**DIRECTIONS**: For each line of the listing that contains "JSON", make a copy and return it.

+ + +

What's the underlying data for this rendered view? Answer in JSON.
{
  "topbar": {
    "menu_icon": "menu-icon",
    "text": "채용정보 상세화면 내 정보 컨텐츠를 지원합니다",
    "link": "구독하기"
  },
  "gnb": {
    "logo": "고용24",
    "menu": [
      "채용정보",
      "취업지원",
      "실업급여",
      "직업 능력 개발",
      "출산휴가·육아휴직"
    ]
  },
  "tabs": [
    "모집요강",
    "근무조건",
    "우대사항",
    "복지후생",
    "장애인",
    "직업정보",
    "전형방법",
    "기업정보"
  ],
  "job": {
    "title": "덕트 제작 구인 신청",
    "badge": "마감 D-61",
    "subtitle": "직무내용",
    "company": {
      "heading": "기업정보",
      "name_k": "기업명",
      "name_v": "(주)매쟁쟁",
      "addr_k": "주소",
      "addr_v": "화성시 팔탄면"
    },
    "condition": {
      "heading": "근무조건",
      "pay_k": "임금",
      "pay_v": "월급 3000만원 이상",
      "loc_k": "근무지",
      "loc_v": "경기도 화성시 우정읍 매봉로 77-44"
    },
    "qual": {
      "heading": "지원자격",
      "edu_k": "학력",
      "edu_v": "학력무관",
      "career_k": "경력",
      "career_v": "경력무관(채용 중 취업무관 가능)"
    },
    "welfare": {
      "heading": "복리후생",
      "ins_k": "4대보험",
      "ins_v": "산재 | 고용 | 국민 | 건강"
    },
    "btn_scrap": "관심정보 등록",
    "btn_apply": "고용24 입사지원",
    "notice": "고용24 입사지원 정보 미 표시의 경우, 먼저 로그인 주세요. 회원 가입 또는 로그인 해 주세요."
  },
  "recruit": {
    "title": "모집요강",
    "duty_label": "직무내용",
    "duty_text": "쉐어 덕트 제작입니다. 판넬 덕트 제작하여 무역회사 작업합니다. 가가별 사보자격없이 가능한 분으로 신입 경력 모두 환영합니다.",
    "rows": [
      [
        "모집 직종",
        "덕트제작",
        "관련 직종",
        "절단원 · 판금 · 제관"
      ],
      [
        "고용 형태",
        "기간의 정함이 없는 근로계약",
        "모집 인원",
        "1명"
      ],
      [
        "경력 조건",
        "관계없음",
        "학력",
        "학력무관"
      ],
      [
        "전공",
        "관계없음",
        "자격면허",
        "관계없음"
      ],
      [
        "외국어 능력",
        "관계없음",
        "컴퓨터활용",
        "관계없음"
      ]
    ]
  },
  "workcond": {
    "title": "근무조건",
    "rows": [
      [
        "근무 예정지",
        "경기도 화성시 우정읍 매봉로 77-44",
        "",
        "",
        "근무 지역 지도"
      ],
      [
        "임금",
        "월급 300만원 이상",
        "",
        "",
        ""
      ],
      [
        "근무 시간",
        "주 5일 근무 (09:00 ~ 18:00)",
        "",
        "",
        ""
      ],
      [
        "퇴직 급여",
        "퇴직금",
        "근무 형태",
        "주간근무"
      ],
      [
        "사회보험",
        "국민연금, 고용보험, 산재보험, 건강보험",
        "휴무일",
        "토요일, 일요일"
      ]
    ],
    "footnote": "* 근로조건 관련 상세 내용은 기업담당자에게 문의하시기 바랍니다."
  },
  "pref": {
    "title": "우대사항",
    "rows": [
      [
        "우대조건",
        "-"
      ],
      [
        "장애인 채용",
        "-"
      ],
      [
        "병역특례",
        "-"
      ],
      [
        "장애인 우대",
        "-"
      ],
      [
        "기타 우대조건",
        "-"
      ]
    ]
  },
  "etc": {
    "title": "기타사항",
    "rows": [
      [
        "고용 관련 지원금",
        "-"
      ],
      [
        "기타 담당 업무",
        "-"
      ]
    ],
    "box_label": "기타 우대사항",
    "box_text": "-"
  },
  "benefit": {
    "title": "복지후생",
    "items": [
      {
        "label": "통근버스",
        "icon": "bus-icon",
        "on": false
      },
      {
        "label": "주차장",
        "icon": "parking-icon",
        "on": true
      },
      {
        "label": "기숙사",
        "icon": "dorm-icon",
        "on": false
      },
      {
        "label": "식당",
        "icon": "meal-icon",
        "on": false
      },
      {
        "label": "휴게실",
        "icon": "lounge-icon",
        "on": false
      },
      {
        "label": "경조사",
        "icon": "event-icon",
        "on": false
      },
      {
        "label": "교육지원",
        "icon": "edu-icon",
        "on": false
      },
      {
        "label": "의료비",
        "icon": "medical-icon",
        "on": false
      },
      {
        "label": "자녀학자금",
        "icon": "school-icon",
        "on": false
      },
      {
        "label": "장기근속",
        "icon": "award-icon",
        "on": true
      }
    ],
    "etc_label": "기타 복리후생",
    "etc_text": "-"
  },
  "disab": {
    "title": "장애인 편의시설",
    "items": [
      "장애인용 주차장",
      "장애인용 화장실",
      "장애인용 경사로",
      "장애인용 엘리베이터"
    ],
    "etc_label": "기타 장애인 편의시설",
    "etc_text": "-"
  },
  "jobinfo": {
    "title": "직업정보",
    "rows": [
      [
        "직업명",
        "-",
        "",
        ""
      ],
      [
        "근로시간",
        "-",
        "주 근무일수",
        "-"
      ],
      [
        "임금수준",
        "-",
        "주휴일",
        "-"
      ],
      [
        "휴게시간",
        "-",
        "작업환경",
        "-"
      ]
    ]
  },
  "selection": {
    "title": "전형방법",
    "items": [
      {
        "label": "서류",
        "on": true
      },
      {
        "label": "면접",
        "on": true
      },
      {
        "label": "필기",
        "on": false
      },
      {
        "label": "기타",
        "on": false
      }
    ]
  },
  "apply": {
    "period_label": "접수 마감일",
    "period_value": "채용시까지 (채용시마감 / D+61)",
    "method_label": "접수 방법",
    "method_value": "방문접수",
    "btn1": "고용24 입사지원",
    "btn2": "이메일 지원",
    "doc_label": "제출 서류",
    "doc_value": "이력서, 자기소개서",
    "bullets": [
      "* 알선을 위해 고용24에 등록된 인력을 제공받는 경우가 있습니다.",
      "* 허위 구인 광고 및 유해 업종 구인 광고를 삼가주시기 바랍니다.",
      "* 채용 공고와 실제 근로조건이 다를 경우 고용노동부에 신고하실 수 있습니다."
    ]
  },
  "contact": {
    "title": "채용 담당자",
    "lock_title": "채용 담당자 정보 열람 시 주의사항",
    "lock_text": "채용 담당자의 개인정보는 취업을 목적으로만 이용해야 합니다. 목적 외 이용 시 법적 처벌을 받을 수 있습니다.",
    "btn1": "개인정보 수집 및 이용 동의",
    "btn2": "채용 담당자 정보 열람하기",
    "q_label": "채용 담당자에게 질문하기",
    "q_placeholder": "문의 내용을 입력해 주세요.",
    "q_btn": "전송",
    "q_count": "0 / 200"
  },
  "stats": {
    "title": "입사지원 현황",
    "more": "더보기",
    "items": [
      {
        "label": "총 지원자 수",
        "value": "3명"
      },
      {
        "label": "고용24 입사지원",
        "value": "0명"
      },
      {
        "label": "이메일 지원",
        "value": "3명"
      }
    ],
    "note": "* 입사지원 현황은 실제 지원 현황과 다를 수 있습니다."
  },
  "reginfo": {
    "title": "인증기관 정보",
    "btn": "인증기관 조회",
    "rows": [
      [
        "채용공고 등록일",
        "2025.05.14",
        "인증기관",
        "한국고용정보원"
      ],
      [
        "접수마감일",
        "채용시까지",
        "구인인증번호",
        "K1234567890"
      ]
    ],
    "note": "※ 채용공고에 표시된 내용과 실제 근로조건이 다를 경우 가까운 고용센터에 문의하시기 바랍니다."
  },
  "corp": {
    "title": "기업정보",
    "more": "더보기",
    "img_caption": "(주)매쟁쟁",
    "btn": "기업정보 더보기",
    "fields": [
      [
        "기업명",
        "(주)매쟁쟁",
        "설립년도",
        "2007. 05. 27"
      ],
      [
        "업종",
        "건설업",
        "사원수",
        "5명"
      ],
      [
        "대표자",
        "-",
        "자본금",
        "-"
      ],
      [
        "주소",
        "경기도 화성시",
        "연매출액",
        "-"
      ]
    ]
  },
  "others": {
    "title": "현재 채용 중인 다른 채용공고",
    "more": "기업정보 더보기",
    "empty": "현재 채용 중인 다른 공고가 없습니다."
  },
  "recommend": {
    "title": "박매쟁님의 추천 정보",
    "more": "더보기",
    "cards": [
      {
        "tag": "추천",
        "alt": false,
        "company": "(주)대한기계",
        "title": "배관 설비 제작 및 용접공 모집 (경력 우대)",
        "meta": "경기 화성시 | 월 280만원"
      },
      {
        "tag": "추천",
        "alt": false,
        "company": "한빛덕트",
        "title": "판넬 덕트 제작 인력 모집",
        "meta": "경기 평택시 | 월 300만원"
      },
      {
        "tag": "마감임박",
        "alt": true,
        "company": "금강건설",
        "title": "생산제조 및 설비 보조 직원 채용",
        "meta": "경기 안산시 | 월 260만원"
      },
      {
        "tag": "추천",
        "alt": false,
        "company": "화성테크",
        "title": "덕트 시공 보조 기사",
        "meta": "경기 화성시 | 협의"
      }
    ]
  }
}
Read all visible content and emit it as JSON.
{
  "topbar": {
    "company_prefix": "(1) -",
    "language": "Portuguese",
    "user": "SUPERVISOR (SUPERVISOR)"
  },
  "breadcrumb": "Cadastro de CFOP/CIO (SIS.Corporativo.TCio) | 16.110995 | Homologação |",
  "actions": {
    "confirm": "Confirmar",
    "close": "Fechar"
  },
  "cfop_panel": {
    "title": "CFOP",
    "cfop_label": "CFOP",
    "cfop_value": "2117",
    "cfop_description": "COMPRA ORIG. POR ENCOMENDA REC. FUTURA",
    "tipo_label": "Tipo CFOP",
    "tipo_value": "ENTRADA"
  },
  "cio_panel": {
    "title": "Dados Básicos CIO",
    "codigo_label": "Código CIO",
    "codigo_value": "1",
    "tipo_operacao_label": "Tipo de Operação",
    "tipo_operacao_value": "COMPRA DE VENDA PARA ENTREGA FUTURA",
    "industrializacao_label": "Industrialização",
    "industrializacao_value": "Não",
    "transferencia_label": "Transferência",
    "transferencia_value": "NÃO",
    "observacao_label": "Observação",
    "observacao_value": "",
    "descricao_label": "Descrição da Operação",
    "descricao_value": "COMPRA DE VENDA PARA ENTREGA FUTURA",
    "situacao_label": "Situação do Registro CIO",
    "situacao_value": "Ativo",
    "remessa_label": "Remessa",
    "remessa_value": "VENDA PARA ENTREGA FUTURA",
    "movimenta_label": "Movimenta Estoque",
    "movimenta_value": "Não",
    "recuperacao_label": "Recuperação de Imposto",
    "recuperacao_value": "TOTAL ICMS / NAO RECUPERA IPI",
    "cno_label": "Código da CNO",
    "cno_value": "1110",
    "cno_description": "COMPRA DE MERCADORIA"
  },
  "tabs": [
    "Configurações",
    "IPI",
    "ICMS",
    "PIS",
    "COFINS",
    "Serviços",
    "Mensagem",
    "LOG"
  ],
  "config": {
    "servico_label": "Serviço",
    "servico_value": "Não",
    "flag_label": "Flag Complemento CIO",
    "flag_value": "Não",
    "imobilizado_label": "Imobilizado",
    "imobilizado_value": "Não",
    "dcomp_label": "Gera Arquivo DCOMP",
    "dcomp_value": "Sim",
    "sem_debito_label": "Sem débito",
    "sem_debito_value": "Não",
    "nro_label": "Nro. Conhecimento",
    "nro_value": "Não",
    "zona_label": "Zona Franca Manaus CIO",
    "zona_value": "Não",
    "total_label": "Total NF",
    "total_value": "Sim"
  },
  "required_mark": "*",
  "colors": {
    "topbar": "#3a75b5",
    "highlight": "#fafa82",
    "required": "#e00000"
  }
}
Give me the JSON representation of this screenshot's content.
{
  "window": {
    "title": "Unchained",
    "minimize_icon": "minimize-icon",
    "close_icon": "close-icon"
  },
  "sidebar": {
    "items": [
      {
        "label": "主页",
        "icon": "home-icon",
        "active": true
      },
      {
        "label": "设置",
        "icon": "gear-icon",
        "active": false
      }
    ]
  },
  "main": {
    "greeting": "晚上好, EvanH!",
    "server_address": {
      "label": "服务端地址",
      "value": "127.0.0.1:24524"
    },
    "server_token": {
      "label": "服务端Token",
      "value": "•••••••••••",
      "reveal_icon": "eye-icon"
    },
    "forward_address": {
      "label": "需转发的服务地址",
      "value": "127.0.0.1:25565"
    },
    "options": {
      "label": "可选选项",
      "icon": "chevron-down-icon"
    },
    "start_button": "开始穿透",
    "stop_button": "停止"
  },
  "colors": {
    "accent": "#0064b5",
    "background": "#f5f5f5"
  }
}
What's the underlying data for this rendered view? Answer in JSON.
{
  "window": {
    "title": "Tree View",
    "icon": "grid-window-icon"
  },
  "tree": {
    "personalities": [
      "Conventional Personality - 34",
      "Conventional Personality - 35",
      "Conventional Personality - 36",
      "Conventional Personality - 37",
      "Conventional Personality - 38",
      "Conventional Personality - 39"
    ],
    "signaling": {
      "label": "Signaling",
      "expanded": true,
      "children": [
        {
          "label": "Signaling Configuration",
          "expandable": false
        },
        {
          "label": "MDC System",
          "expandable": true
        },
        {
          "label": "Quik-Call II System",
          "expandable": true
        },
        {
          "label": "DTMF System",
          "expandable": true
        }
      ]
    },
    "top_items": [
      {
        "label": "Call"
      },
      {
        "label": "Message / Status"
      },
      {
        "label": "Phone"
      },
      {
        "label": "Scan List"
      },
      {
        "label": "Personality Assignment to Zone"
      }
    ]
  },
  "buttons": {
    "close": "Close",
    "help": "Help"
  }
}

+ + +

**SOLUTION FOR THIS PROBLEM**:
What's the underlying data for this rendered view? Answer in JSON.
Read all visible content and emit it as JSON.
Give me the JSON representation of this screenshot's content.
What's the underlying data for this rendered view? Answer in JSON.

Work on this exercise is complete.